# REQUIREMENT:
In the listing below, how many lines contain the word "heading"? Answer with the number alone.

# PROVIDED MATERIAL:
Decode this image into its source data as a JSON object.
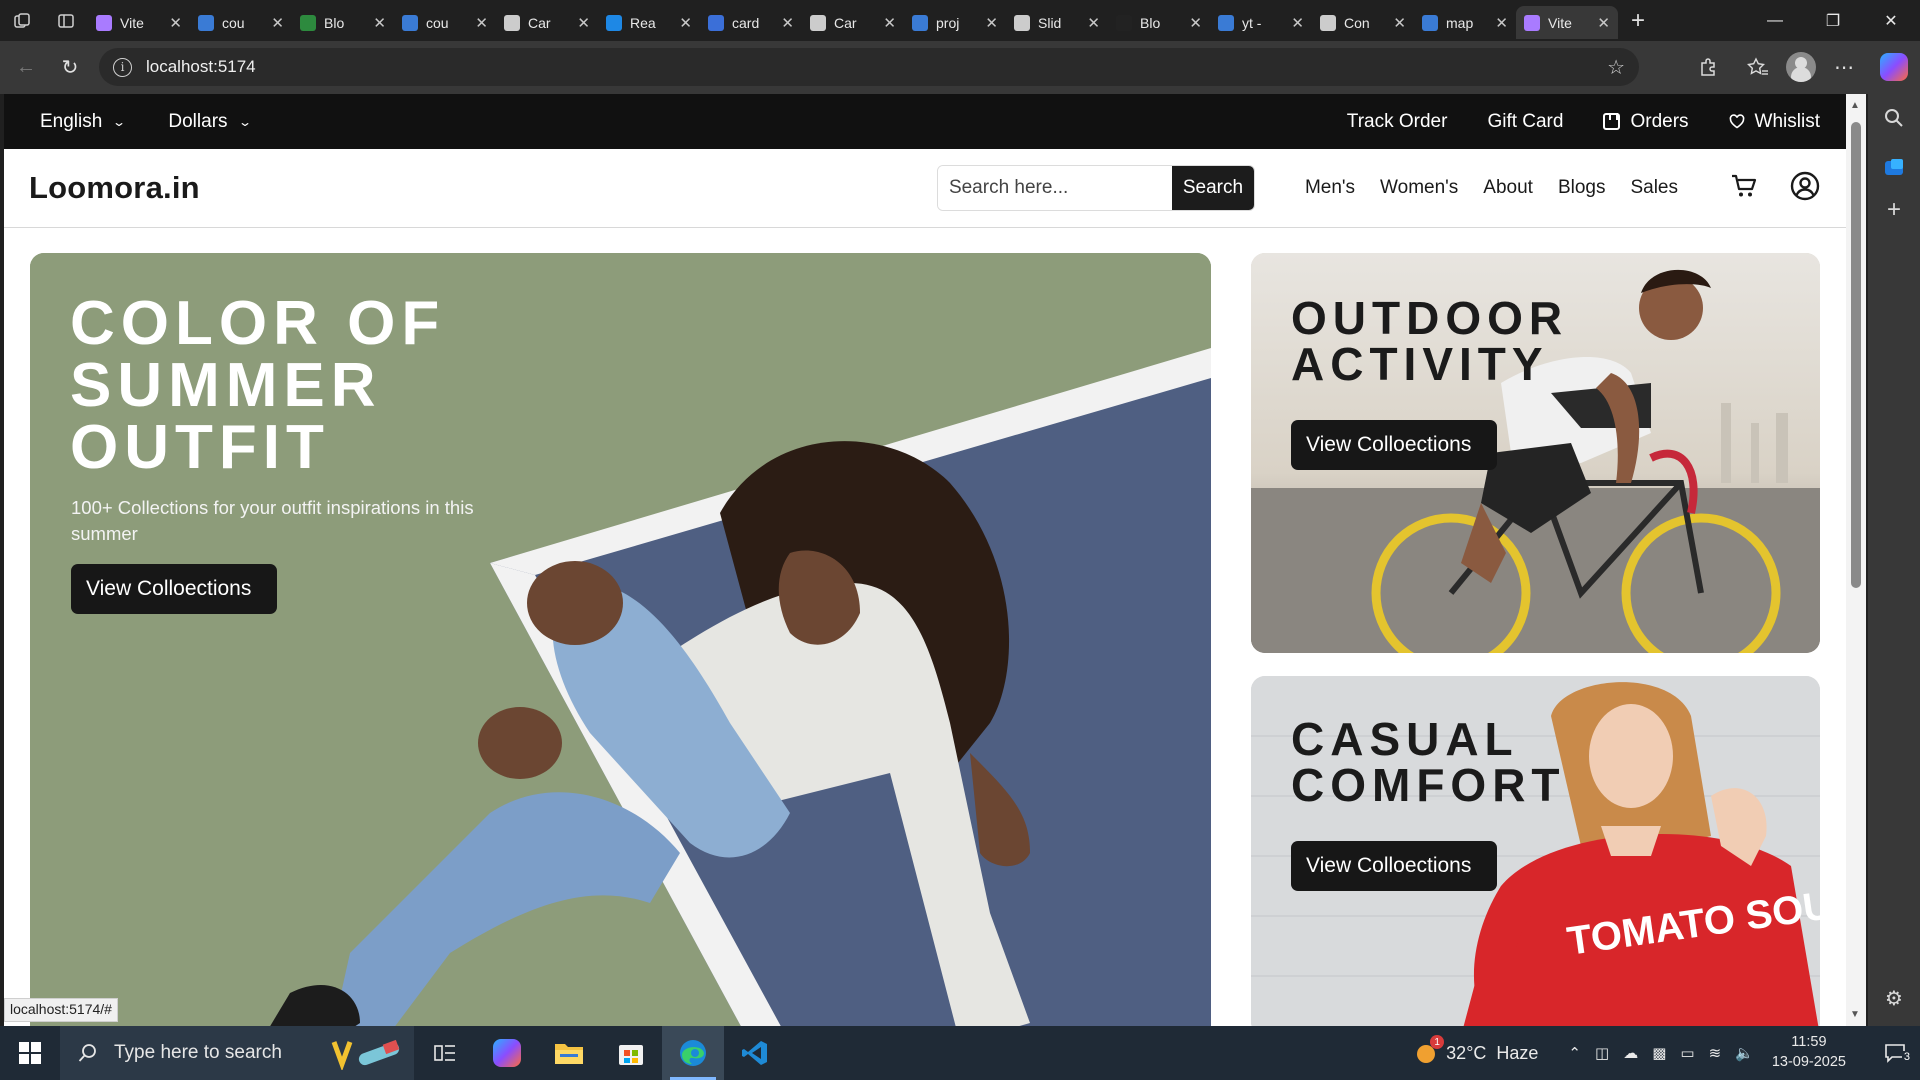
{
  "browser": {
    "tabs": [
      {
        "title": "Vite",
        "icon": "vite-icon",
        "color": "#a97bff"
      },
      {
        "title": "cou",
        "icon": "search-icon",
        "color": "#3a7bd5"
      },
      {
        "title": "Blo",
        "icon": "blog-icon",
        "color": "#2d8a3e"
      },
      {
        "title": "cou",
        "icon": "search-icon",
        "color": "#3a7bd5"
      },
      {
        "title": "Car",
        "icon": "square-icon",
        "color": "#cccccc"
      },
      {
        "title": "Rea",
        "icon": "play-icon",
        "color": "#1e88e5"
      },
      {
        "title": "card",
        "icon": "card-icon",
        "color": "#3b6fd8"
      },
      {
        "title": "Car",
        "icon": "codepen-icon",
        "color": "#cccccc"
      },
      {
        "title": "proj",
        "icon": "search-icon",
        "color": "#3a7bd5"
      },
      {
        "title": "Slid",
        "icon": "codepen-icon",
        "color": "#cccccc"
      },
      {
        "title": "Blo",
        "icon": "github-icon",
        "color": "#222222"
      },
      {
        "title": "yt -",
        "icon": "search-icon",
        "color": "#3a7bd5"
      },
      {
        "title": "Con",
        "icon": "openai-icon",
        "color": "#cccccc"
      },
      {
        "title": "map",
        "icon": "search-icon",
        "color": "#3a7bd5"
      },
      {
        "title": "Vite",
        "icon": "vite-icon",
        "color": "#a97bff",
        "active": true
      }
    ],
    "address": "localhost:5174",
    "status_link": "localhost:5174/#"
  },
  "site": {
    "topbar": {
      "language": "English",
      "currency": "Dollars",
      "links": [
        "Track Order",
        "Gift Card",
        "Orders",
        "Whislist"
      ]
    },
    "logo": "Loomora.in",
    "search": {
      "placeholder": "Search here...",
      "button": "Search"
    },
    "nav": [
      "Men's",
      "Women's",
      "About",
      "Blogs",
      "Sales"
    ]
  },
  "hero": {
    "main": {
      "heading": "COLOR OF SUMMER OUTFIT",
      "subtext": "100+ Collections for your outfit inspirations in this summer",
      "button": "View Colloections"
    },
    "side1": {
      "heading": "OUTDOOR ACTIVITY",
      "button": "View Colloections"
    },
    "side2": {
      "heading": "CASUAL COMFORT",
      "button": "View Colloections",
      "shirt_text": "TOMATO SOUP"
    }
  },
  "taskbar": {
    "search_placeholder": "Type here to search",
    "weather": "32°C  Haze",
    "weather_badge": "1",
    "time": "11:59",
    "date": "13-09-2025",
    "notifications": "3"
  }
}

# FINISHED EXERCISE:
3